### REQUIRED WORK
Exclude the images and repeat all remaining entries exactly.

### DATA FOR PROCESSING
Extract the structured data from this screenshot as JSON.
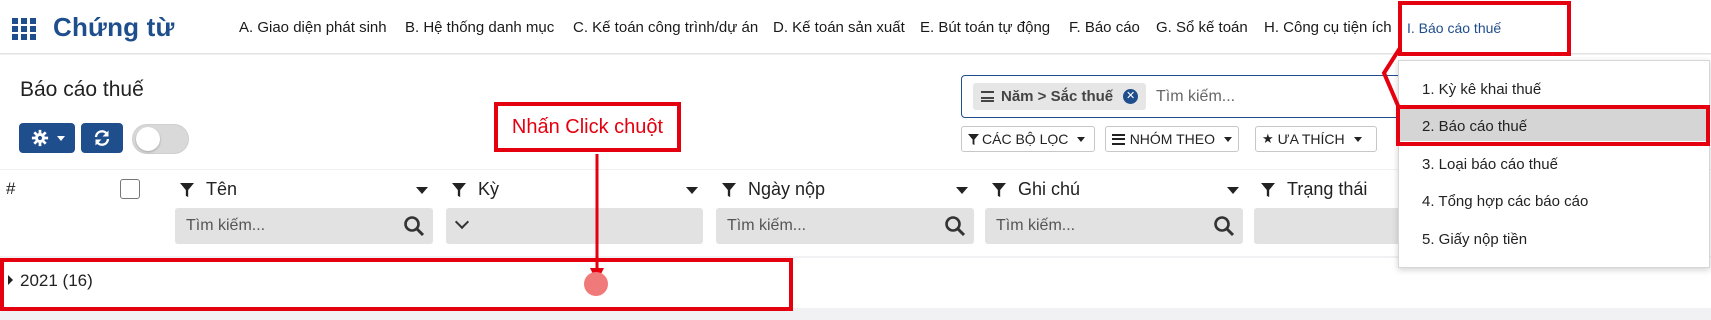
{
  "navbar": {
    "brand": "Chứng từ",
    "menu": [
      "A. Giao diện phát sinh",
      "B. Hệ thống danh mục",
      "C. Kế toán công trình/dự án",
      "D. Kế toán sản xuất",
      "E. Bút toán tự động",
      "F. Báo cáo",
      "G. Sổ kế toán",
      "H. Công cụ tiện ích",
      "I. Báo cáo thuế"
    ],
    "active_menu": "I. Báo cáo thuế"
  },
  "control_panel": {
    "title": "Báo cáo thuế",
    "search": {
      "facet": "Năm > Sắc thuế",
      "placeholder": "Tìm kiếm..."
    },
    "filters_label": "CÁC BỘ LỌC",
    "group_by_label": "NHÓM THEO",
    "favorites_label": "ƯA THÍCH"
  },
  "list": {
    "hash_header": "#",
    "columns": [
      "Tên",
      "Kỳ",
      "Ngày nộp",
      "Ghi chú",
      "Trạng thái"
    ],
    "filter_placeholder": "Tìm kiếm...",
    "groups": [
      {
        "label": "2021 (16)"
      }
    ]
  },
  "dropdown_menu": {
    "items": [
      "1. Kỳ kê khai thuế",
      "2. Báo cáo thuế",
      "3. Loại báo cáo thuế",
      "4. Tổng hợp các báo cáo",
      "5. Giấy nộp tiền"
    ],
    "highlighted": "2. Báo cáo thuế"
  },
  "annotation": {
    "callout": "Nhấn Click chuột",
    "color": "#e5000f"
  },
  "colors": {
    "primary": "#1f4e8c",
    "annotation_red": "#e5000f"
  }
}
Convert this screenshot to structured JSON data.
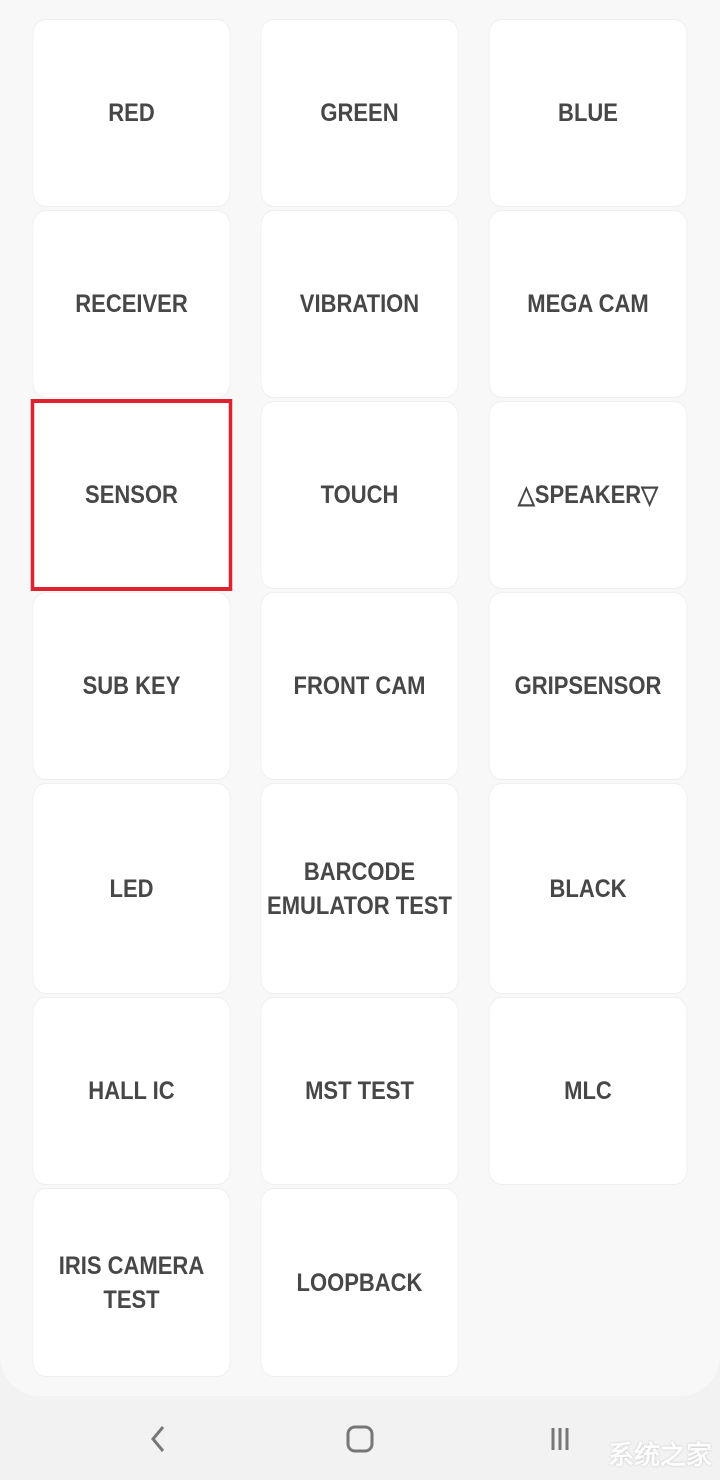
{
  "tiles": [
    {
      "label": "RED"
    },
    {
      "label": "GREEN"
    },
    {
      "label": "BLUE"
    },
    {
      "label": "RECEIVER"
    },
    {
      "label": "VIBRATION"
    },
    {
      "label": "MEGA CAM"
    },
    {
      "label": "SENSOR",
      "selected": true
    },
    {
      "label": "TOUCH"
    },
    {
      "label": "△SPEAKER▽"
    },
    {
      "label": "SUB KEY"
    },
    {
      "label": "FRONT CAM"
    },
    {
      "label": "GRIPSENSOR"
    },
    {
      "label": "LED"
    },
    {
      "label": "BARCODE\nEMULATOR TEST"
    },
    {
      "label": "BLACK"
    },
    {
      "label": "HALL IC"
    },
    {
      "label": "MST TEST"
    },
    {
      "label": "MLC"
    },
    {
      "label": "IRIS CAMERA TEST"
    },
    {
      "label": "LOOPBACK"
    }
  ],
  "selection_color": "#e0222e",
  "nav": {
    "icons": [
      "back-icon",
      "home-icon",
      "recent-apps-icon"
    ]
  },
  "watermark": "系统之家"
}
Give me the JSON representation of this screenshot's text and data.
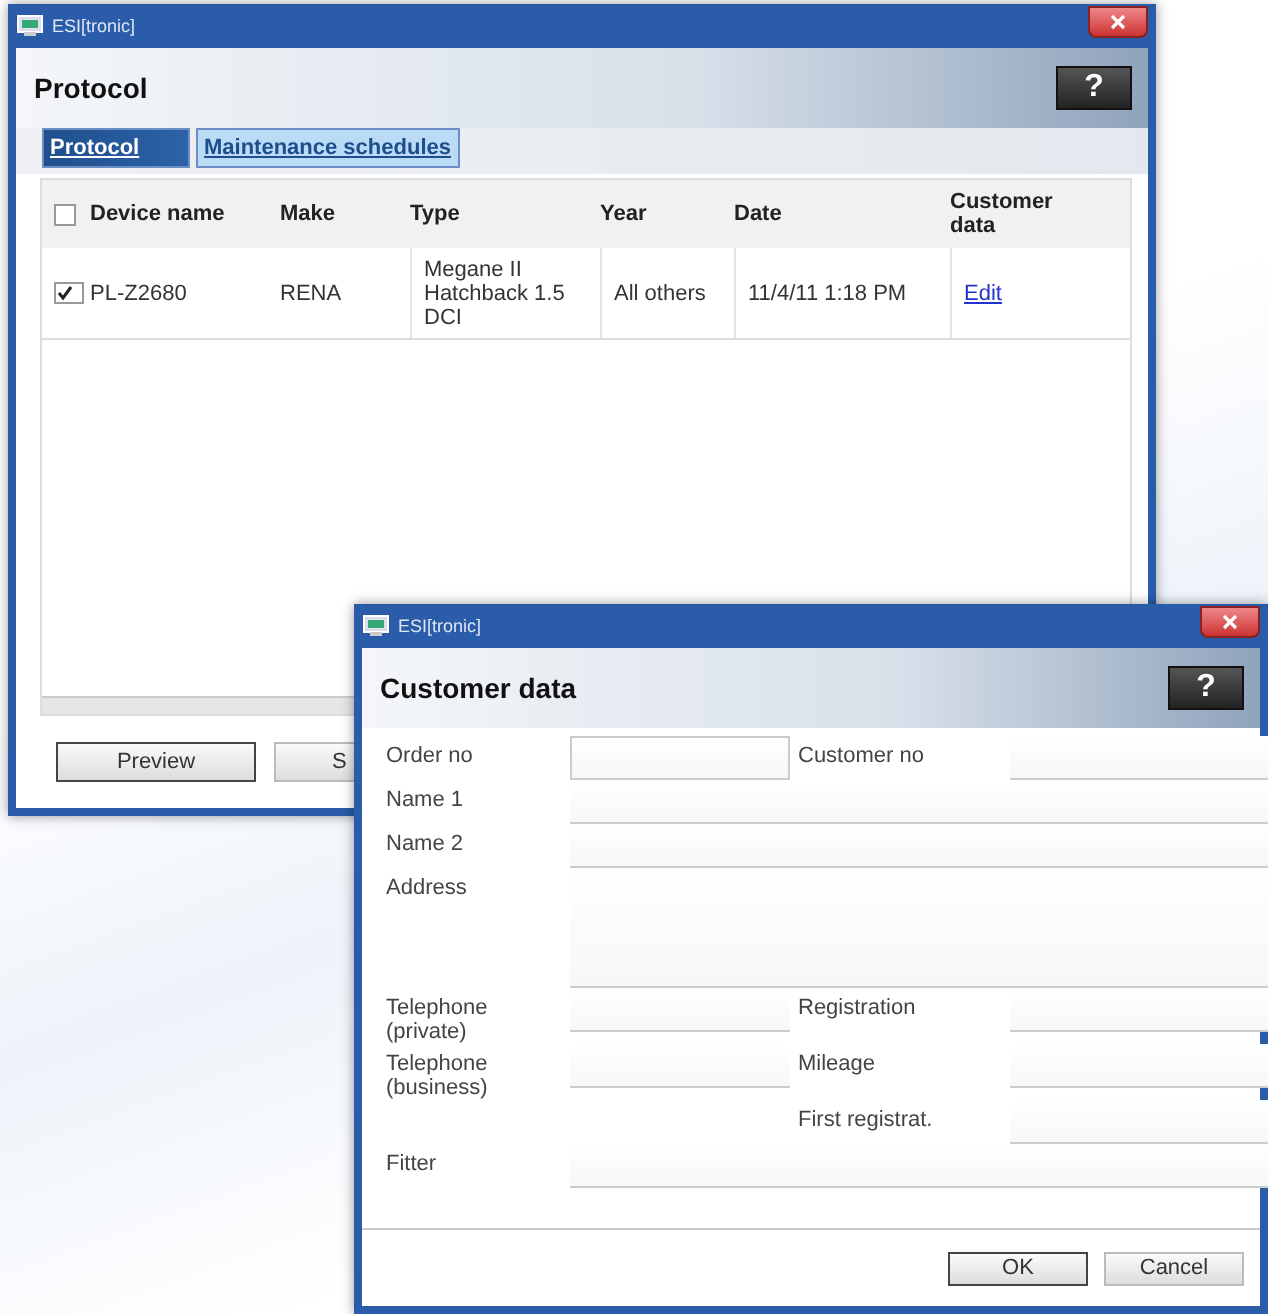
{
  "protocol_window": {
    "title": "ESI[tronic]",
    "heading": "Protocol",
    "help": "?",
    "tabs": [
      {
        "label": "Protocol",
        "selected": true
      },
      {
        "label": "Maintenance schedules",
        "selected": false
      }
    ],
    "table": {
      "select_all": {
        "checked": false
      },
      "columns": [
        "Device name",
        "Make",
        "Type",
        "Year",
        "Date",
        "Customer data"
      ],
      "rows": [
        {
          "checked": true,
          "cells": [
            "PL-Z2680",
            "RENA",
            "Megane II Hatchback 1.5 DCI",
            "All others",
            "11/4/11 1:18 PM"
          ],
          "link": "Edit"
        }
      ]
    },
    "buttons": [
      {
        "label": "Preview",
        "default": true
      },
      {
        "label": "S",
        "default": false
      }
    ]
  },
  "customer_window": {
    "title": "ESI[tronic]",
    "heading": "Customer data",
    "help": "?",
    "rows": [
      {
        "kind": "split",
        "labels": [
          "Order no",
          "Customer no"
        ]
      },
      {
        "kind": "wide",
        "labels": [
          "Name 1"
        ]
      },
      {
        "kind": "wide",
        "labels": [
          "Name 2"
        ]
      },
      {
        "kind": "tall",
        "labels": [
          "Address"
        ]
      },
      {
        "kind": "split",
        "labels": [
          "Telephone (private)",
          "Registration"
        ]
      },
      {
        "kind": "split",
        "labels": [
          "Telephone (business)",
          "Mileage"
        ]
      },
      {
        "kind": "right",
        "labels": [
          "First registrat."
        ]
      },
      {
        "kind": "wide",
        "labels": [
          "Fitter"
        ]
      }
    ],
    "buttons": [
      {
        "label": "OK",
        "default": true
      },
      {
        "label": "Cancel",
        "default": false
      }
    ]
  }
}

### OUTPUT FOR THIS TASK
Extract the structured data from this screenshot as JSON.
{
  "navbar": {
    "brand": "Chứng từ",
    "menu": [
      "A. Giao diện phát sinh",
      "B. Hệ thống danh mục",
      "C. Kế toán công trình/dự án",
      "D. Kế toán sản xuất",
      "E. Bút toán tự động",
      "F. Báo cáo",
      "G. Sổ kế toán",
      "H. Công cụ tiện ích",
      "I. Báo cáo thuế"
    ],
    "active_menu": "I. Báo cáo thuế"
  },
  "control_panel": {
    "title": "Báo cáo thuế",
    "search": {
      "facet": "Năm > Sắc thuế",
      "placeholder": "Tìm kiếm..."
    },
    "filters_label": "CÁC BỘ LỌC",
    "group_by_label": "NHÓM THEO",
    "favorites_label": "ƯA THÍCH"
  },
  "list": {
    "hash_header": "#",
    "columns": [
      "Tên",
      "Kỳ",
      "Ngày nộp",
      "Ghi chú",
      "Trạng thái"
    ],
    "filter_placeholder": "Tìm kiếm...",
    "groups": [
      {
        "label": "2021 (16)"
      }
    ]
  },
  "dropdown_menu": {
    "items": [
      "1. Kỳ kê khai thuế",
      "2. Báo cáo thuế",
      "3. Loại báo cáo thuế",
      "4. Tổng hợp các báo cáo",
      "5. Giấy nộp tiền"
    ],
    "highlighted": "2. Báo cáo thuế"
  },
  "annotation": {
    "callout": "Nhấn Click chuột",
    "color": "#e5000f"
  },
  "colors": {
    "primary": "#1f4e8c",
    "annotation_red": "#e5000f"
  }
}
Convert this screenshot to structured JSON data.
{
  "tiles": [
    {
      "label": "RED"
    },
    {
      "label": "GREEN"
    },
    {
      "label": "BLUE"
    },
    {
      "label": "RECEIVER"
    },
    {
      "label": "VIBRATION"
    },
    {
      "label": "MEGA CAM"
    },
    {
      "label": "SENSOR",
      "selected": true
    },
    {
      "label": "TOUCH"
    },
    {
      "label": "△SPEAKER▽"
    },
    {
      "label": "SUB KEY"
    },
    {
      "label": "FRONT CAM"
    },
    {
      "label": "GRIPSENSOR"
    },
    {
      "label": "LED"
    },
    {
      "label": "BARCODE\nEMULATOR TEST"
    },
    {
      "label": "BLACK"
    },
    {
      "label": "HALL IC"
    },
    {
      "label": "MST TEST"
    },
    {
      "label": "MLC"
    },
    {
      "label": "IRIS CAMERA TEST"
    },
    {
      "label": "LOOPBACK"
    }
  ],
  "selection_color": "#e0222e",
  "nav": {
    "icons": [
      "back-icon",
      "home-icon",
      "recent-apps-icon"
    ]
  },
  "watermark": "系统之家"
}
Give me the JSON representation of this screenshot's text and data.
{
  "protocol_window": {
    "title": "ESI[tronic]",
    "heading": "Protocol",
    "help": "?",
    "tabs": [
      {
        "label": "Protocol",
        "selected": true
      },
      {
        "label": "Maintenance schedules",
        "selected": false
      }
    ],
    "table": {
      "select_all": {
        "checked": false
      },
      "columns": [
        "Device name",
        "Make",
        "Type",
        "Year",
        "Date",
        "Customer data"
      ],
      "rows": [
        {
          "checked": true,
          "cells": [
            "PL-Z2680",
            "RENA",
            "Megane II Hatchback 1.5 DCI",
            "All others",
            "11/4/11 1:18 PM"
          ],
          "link": "Edit"
        }
      ]
    },
    "buttons": [
      {
        "label": "Preview",
        "default": true
      },
      {
        "label": "S",
        "default": false
      }
    ]
  },
  "customer_window": {
    "title": "ESI[tronic]",
    "heading": "Customer data",
    "help": "?",
    "rows": [
      {
        "kind": "split",
        "labels": [
          "Order no",
          "Customer no"
        ]
      },
      {
        "kind": "wide",
        "labels": [
          "Name 1"
        ]
      },
      {
        "kind": "wide",
        "labels": [
          "Name 2"
        ]
      },
      {
        "kind": "tall",
        "labels": [
          "Address"
        ]
      },
      {
        "kind": "split",
        "labels": [
          "Telephone (private)",
          "Registration"
        ]
      },
      {
        "kind": "split",
        "labels": [
          "Telephone (business)",
          "Mileage"
        ]
      },
      {
        "kind": "right",
        "labels": [
          "First registrat."
        ]
      },
      {
        "kind": "wide",
        "labels": [
          "Fitter"
        ]
      }
    ],
    "buttons": [
      {
        "label": "OK",
        "default": true
      },
      {
        "label": "Cancel",
        "default": false
      }
    ]
  }
}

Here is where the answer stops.